Penguins are border crossers – between the marine and land worlds. Some species can dive to depths of up to 500 metres and are perfectly adapted to life under the water surface, whereas other species spend the vast majority of their lives on land or ice. Many aspects of penguin life have been well researched, but only one study has ever been done on penguin hearing. That study involved three penguins, dates back to 1969 and focuses on the hearing of the black-footed penguin which lives on land. The new project aims to find out how sensitive penguins are to natural and anthropogenic noise, both on land and underwater.
The project involves training penguins at the Odense Zoo (Denmark), the Marine Science Center Rostock and the OZEANEUM Stralsund. Just as in a regular hearing test, the animals learn to signal when they hear a sound onshore and are then rewarded with feeder fish. Next, they accomplish the same task while diving under water. Further project partners include the Museum für Naturkunde in Berlin, which will present the project results with a focus on the impact of underwater noise in Antarctica.

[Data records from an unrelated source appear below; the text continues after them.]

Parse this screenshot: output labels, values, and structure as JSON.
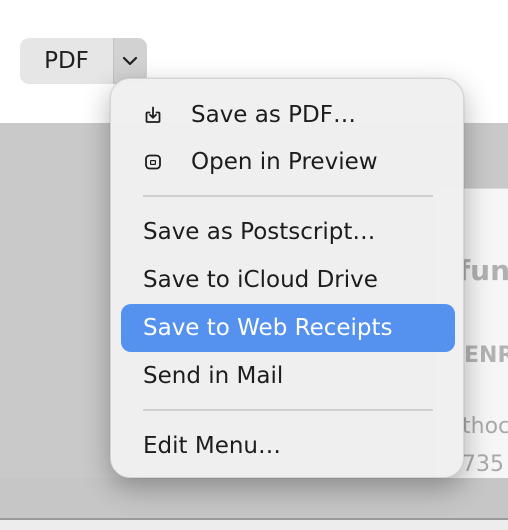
{
  "toolbar": {
    "pdf_button_label": "PDF",
    "pdf_menu_toggle_icon": "chevron-down-icon"
  },
  "pdf_menu": {
    "items": [
      {
        "label": "Save as PDF…",
        "icon": "save-download-icon",
        "highlighted": false
      },
      {
        "label": "Open in Preview",
        "icon": "preview-app-icon",
        "highlighted": false
      },
      {
        "label": "Save as Postscript…",
        "highlighted": false
      },
      {
        "label": "Save to iCloud Drive",
        "highlighted": false
      },
      {
        "label": "Save to Web Receipts",
        "highlighted": true
      },
      {
        "label": "Send in Mail",
        "highlighted": false
      },
      {
        "label": "Edit Menu…",
        "highlighted": false
      }
    ]
  },
  "background_preview": {
    "fragments": [
      "fun",
      "ENR",
      "thoc",
      "735"
    ]
  },
  "colors": {
    "highlight": "#5592ef",
    "menu_background": "#f0f0f0",
    "preview_background": "#c9c9c9"
  }
}
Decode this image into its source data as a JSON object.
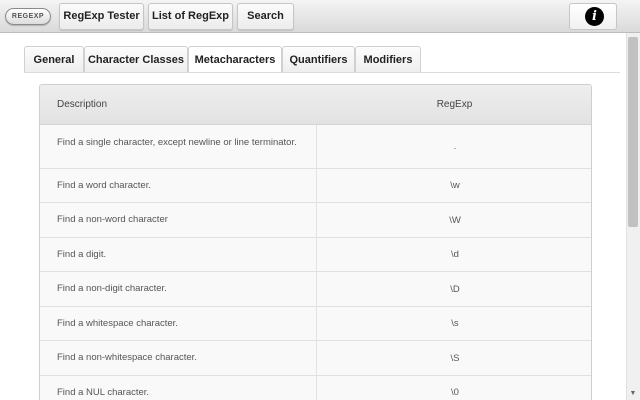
{
  "topbar": {
    "logo_text": "REGEXP",
    "nav": [
      {
        "label": "RegExp Tester"
      },
      {
        "label": "List of RegExp"
      },
      {
        "label": "Search"
      }
    ],
    "info_glyph": "i"
  },
  "tabs": [
    {
      "label": "General",
      "active": false
    },
    {
      "label": "Character Classes",
      "active": false
    },
    {
      "label": "Metacharacters",
      "active": true
    },
    {
      "label": "Quantifiers",
      "active": false
    },
    {
      "label": "Modifiers",
      "active": false
    }
  ],
  "table": {
    "headers": {
      "description": "Description",
      "regexp": "RegExp"
    },
    "rows": [
      {
        "description": "Find a single character, except newline or line terminator.",
        "regexp": "."
      },
      {
        "description": "Find a word character.",
        "regexp": "\\w"
      },
      {
        "description": "Find a non-word character",
        "regexp": "\\W"
      },
      {
        "description": "Find a digit.",
        "regexp": "\\d"
      },
      {
        "description": "Find a non-digit character.",
        "regexp": "\\D"
      },
      {
        "description": "Find a whitespace character.",
        "regexp": "\\s"
      },
      {
        "description": "Find a non-whitespace character.",
        "regexp": "\\S"
      },
      {
        "description": "Find a NUL character.",
        "regexp": "\\0"
      }
    ]
  },
  "scrollbar": {
    "arrow_glyph": "▼"
  },
  "colors": {
    "accent_border": "#c6c6c6",
    "header_bg": "#e6e6e6",
    "info_icon": "#000000"
  }
}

The German Environment Agency is supporting the Hearing in Penguins study with funding from the Federal Ministry for Environment, Nature Conservation and Nuclear Safety (BMU). Penguins, whales and seals in the Antarctic Ocean are protected under the Antarctic Treaty against disturbances from underwater sound and other man-made influences.